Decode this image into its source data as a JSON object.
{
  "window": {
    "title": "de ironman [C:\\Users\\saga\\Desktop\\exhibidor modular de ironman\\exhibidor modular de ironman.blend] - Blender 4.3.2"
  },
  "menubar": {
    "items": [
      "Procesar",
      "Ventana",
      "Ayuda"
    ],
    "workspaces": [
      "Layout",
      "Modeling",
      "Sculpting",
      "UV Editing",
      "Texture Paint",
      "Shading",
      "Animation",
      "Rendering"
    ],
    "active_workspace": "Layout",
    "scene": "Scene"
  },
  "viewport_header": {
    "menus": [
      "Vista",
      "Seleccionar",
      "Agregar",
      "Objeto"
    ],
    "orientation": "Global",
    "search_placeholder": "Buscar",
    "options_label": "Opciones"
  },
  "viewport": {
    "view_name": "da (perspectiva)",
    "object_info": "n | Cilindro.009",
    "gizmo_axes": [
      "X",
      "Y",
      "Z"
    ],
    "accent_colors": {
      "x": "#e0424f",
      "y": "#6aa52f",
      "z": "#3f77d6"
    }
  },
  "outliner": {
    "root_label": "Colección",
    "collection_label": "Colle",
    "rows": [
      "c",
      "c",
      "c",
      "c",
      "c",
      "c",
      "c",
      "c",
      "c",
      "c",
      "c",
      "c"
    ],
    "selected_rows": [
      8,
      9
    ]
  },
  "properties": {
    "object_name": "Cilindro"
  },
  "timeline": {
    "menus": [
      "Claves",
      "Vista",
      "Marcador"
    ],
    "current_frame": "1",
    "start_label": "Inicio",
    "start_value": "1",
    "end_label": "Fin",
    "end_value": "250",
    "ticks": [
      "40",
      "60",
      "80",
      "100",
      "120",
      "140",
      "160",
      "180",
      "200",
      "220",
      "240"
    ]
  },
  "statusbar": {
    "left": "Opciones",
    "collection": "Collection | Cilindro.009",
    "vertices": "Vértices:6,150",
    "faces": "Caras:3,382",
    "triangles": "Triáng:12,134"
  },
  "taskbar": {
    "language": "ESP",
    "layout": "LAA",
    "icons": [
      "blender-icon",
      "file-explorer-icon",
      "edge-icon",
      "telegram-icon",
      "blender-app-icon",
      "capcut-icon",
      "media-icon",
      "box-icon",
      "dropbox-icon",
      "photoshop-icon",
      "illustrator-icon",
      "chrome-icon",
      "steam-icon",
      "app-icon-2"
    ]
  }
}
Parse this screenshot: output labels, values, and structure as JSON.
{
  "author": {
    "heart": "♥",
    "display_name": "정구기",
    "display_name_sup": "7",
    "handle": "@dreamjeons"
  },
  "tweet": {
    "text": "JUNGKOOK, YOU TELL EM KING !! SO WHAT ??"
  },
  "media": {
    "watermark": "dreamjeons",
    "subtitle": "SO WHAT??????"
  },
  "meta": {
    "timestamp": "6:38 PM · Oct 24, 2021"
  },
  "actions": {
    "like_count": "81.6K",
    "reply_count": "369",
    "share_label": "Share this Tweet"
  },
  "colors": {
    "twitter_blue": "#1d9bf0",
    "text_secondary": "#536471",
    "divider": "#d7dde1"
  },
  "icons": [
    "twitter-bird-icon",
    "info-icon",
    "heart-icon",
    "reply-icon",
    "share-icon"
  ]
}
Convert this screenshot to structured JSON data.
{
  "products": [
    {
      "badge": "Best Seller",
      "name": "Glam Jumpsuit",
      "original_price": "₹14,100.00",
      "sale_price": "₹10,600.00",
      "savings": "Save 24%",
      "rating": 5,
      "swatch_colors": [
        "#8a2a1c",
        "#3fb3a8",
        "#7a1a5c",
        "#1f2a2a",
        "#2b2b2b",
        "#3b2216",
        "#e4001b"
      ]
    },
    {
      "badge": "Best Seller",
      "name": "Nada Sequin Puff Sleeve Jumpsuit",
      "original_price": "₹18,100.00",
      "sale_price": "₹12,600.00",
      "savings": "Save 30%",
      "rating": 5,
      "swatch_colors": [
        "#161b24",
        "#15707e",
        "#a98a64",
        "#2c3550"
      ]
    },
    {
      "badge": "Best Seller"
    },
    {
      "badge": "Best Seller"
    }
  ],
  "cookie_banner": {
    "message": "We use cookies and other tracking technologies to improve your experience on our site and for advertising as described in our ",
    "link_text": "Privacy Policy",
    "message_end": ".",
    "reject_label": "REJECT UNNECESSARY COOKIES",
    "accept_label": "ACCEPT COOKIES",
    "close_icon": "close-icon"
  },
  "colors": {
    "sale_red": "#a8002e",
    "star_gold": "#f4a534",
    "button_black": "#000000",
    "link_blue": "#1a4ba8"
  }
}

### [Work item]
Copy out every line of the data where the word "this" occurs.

### [Written response]
Decode this image into its source data as a JSON object.
Parse this screenshot: output labels, values, and structure as JSON.
    "share_label": "Share this Tweet"
Convert this screenshot to structured JSON data.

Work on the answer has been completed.